Gene mutation early in life tied to schizophrenia

“This paper provides strong experimental evidence that subtle changes early on in life can lead to much bigger effects in adulthood. This helps explain how early life events can increase the risk of adult mental health disorders like schizophrenia," says Jeremy Hall. (Credit: Peter Alfred Hess/Flickr)

Subtle changes one week after birth may set the stage for schizophrenia, according to a new study with mice that focused on the gene DISC-1.

The gene first needs to bind with two other molecules known as Lis and Nudel in order for the brain’s synapses to develop normally.

Experiments in mice show that when DISC-1 doesn’t bind early in life, the mice lacked plasticity as adults.

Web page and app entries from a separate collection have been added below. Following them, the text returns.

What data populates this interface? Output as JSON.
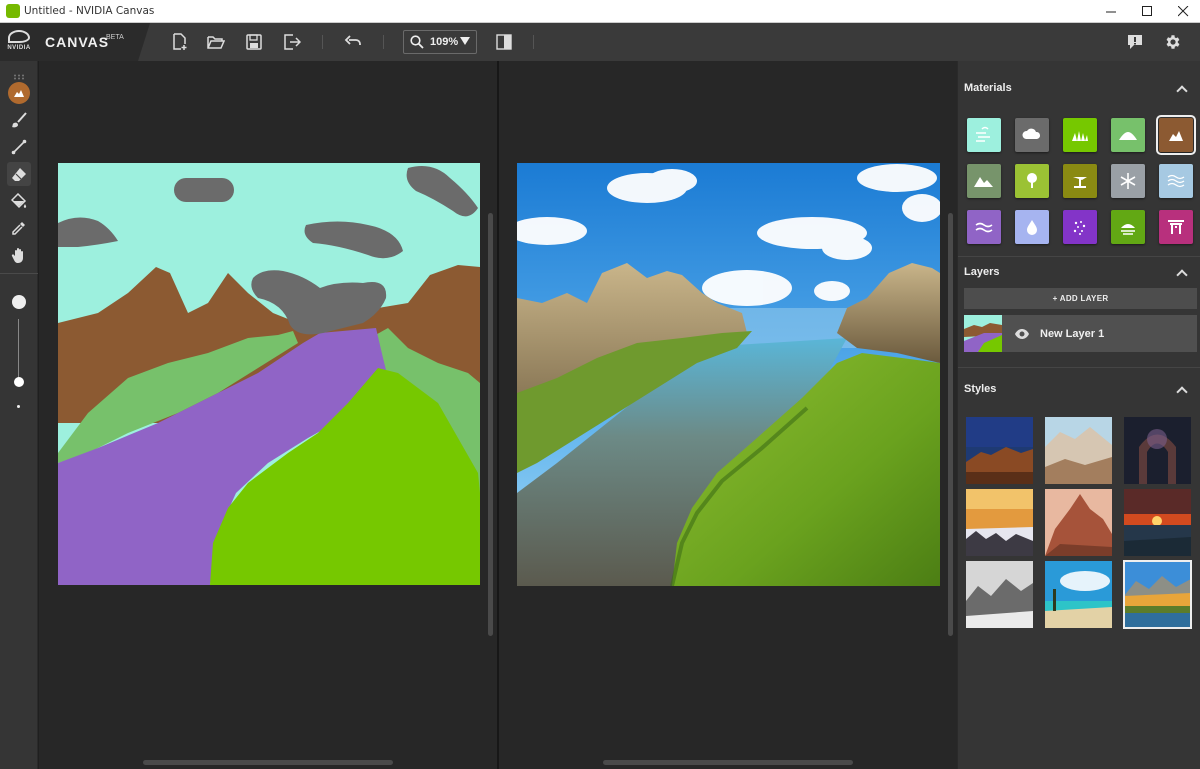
{
  "window": {
    "title": "Untitled - NVIDIA Canvas",
    "minimize": "—",
    "maximize": "☐",
    "close": "✕"
  },
  "brand": {
    "logo_text": "NVIDIA",
    "name": "CANVAS",
    "badge": "BETA"
  },
  "toolbar": {
    "buttons": [
      "new-file",
      "open-file",
      "save",
      "export",
      "undo",
      "toggle-view"
    ],
    "zoom_value": "109%"
  },
  "tools": [
    "material-tool",
    "brush",
    "line",
    "eraser",
    "fill",
    "eyedropper",
    "pan"
  ],
  "active_tool": "eraser",
  "brush_size": 0.95,
  "materials": {
    "title": "Materials",
    "items": [
      {
        "name": "sky",
        "color": "#9df0de"
      },
      {
        "name": "cloud",
        "color": "#6b6b6b"
      },
      {
        "name": "grass",
        "color": "#76c800"
      },
      {
        "name": "hill",
        "color": "#77c16b"
      },
      {
        "name": "rock",
        "color": "#8c5a32"
      },
      {
        "name": "mountain",
        "color": "#77946b"
      },
      {
        "name": "tree",
        "color": "#9bc234"
      },
      {
        "name": "bush",
        "color": "#8a8a12"
      },
      {
        "name": "snow",
        "color": "#9aa0a6"
      },
      {
        "name": "sea",
        "color": "#a6c9e2"
      },
      {
        "name": "river",
        "color": "#9064c6"
      },
      {
        "name": "water",
        "color": "#a6b4f0"
      },
      {
        "name": "fog",
        "color": "#8334c8"
      },
      {
        "name": "plant",
        "color": "#62a814"
      },
      {
        "name": "gate",
        "color": "#b8307d"
      }
    ],
    "selected": "rock"
  },
  "layers": {
    "title": "Layers",
    "add_label": "+ ADD LAYER",
    "items": [
      {
        "name": "New Layer 1"
      }
    ]
  },
  "styles": {
    "title": "Styles",
    "count": 9,
    "selected_index": 8
  },
  "colors": {
    "sky": "#9df0de",
    "cloud": "#6b6b6b",
    "mountain": "#8c5a32",
    "hill": "#77c16b",
    "river": "#9064c6",
    "grass": "#76c800"
  }
}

This prevented cells (cortical neurons) in the brain’s largest region from forming synapses—which damaged the ability to form coherent thoughts and to properly perceive the world.

7-day window

Preventing DISC-1 from binding with the molecules, when the brain was fully formed, showed no effect on its plasticity.

However, the researchers were able to pinpoint a seven-day window early on in the brain’s development—one week after birth—where failure to bind had an irreversible effect on the brain’s plasticity later on in life.

“We believe that DISC-1 is schizophrenia’s Rosetta Stone gene and could hold the master key to help us unlock our understanding of the role played by all risk genes involved in the disease,” says Professor Kevin Fox from Cardiff University’s School of Biosciences.


“The potential of what we now know about this gene is immense. We have identified a critical period during brain development that directs us to test whether other schizophrenia risk genes affecting different regions of the brain create their malfunction during their own critical period.

“The challenge ahead lies in finding a way of treating people during this critical period or in finding ways of reversing the problem during adulthood by returning plasticity to the brain. This, we hope, could one day help to prevent the manifestation or recurrence of schizophrenia symptoms altogether.”

Professor Jeremy Hall, director of the Cardiff’s Neuroscience and Mental Health Research Institute, says the findings could help explain how events early in life raise the risk for disorders like schizophrenia. “This paper provides strong experimental evidence that subtle changes early on in life can lead to much bigger effects in adulthood.”

The Medical Research Council and the National Institutes of Health funded the study, which appears in Science.

Source: Cardiff University